Product description

What it looks like

CABENUVA 2 mL
Each carton contains the following components:
1 vial of 2 mL cabotegravir prolonged-release suspension for injection which is a white to light pink suspension.
1 vial of 2 mL rilpivirine prolonged-release suspension for injection which is a white to off-white suspension
2 vial adaptors
2 syringes
2 needles (23 gauge, 1½ inch)
CABENUVA 3 mL
Each carton contains the following components:
1 vial of 3 mL cabotegravir prolonged-release suspension for injection which is a white to light pink suspension.
1 vial of 3 mL rilpivirine prolonged-release suspension for injection which is a white to off-white suspension
2 vial adaptors
2 syringes
2 needles (23 gauge, 1½ inch)

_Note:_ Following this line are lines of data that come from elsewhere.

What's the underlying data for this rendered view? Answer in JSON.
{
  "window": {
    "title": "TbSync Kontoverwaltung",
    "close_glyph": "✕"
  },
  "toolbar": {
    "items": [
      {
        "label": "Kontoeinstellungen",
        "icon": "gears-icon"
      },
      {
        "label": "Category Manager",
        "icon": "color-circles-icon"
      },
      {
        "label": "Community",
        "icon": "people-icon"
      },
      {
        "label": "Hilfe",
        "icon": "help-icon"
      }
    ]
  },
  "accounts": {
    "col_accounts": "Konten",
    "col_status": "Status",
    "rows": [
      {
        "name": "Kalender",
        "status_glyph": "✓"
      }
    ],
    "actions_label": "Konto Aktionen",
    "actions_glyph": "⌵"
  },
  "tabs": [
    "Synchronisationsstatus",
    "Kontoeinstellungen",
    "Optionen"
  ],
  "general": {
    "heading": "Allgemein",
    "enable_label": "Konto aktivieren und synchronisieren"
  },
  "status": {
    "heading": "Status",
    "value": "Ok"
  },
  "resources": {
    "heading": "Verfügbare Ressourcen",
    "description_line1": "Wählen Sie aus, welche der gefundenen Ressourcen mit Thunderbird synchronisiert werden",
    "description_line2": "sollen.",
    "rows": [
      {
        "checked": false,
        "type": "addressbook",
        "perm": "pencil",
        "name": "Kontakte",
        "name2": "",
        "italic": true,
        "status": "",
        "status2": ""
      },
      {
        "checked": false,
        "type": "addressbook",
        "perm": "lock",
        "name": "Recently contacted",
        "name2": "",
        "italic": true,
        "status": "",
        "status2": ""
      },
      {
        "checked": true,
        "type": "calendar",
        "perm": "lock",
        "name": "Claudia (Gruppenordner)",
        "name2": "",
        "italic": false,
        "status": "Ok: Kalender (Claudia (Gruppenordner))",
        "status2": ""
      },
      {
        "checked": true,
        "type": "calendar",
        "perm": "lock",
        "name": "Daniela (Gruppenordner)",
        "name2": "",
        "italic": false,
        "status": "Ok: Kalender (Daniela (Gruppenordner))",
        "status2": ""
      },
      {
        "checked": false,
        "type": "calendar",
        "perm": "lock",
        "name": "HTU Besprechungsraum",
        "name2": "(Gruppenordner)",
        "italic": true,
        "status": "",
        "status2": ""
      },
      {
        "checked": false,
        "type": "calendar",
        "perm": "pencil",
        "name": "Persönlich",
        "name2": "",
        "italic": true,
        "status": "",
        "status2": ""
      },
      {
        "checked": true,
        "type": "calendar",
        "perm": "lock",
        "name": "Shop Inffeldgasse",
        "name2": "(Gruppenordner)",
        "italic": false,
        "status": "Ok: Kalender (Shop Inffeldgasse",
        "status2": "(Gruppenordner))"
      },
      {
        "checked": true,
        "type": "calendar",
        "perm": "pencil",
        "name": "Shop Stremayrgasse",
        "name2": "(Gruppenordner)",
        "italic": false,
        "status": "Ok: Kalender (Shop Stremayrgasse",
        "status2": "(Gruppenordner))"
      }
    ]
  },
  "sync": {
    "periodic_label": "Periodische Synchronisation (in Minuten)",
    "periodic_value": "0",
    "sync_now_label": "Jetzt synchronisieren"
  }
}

Ingredients

CABENUVA 2 mL
Active ingredients:
cabotegravir 400 mg
rilpivirine 600 mg
Cabotegravir injections contains the following other ingredients:
mannitol
polysorbate 20
macrogol 3350
water for injections
Rilpivirine injections contains the following other ingredients:
citric acid monohydrate
glucose monohydrate
poloxamer
sodium phosphate monohydrate
sodium hydroxide
water for injections
CABENUVA 3 mL
Active ingredients:
cabotegravir 600 mg
rilpivirine 900 mg
Cabotegravir injections contains the following other ingredients:
mannitol
polysorbate 20
macrogol 3350
water for injections
Rilpivirine injections contains the following other ingredients:
citric acid monohydrate
glucose monohydrate
poloxamer
sodium phosphate monohydrate
sodium hydroxide
water for injections

Supplier

CABENUVA is supplied in Australia by:
ViiV Healthcare Pty Ltd
Level 4, 436 Johnston Street
Abbotsford, VIC 3067
Australia
AUST R 323783 & 323784.
Trade marks are owned by or licenced to the ViiV Healthcare group of companies.
© 2021 ViiV Healthcare group of companies or its licensor.
This leaflet was prepared on 21 January 2021.
Version 1.0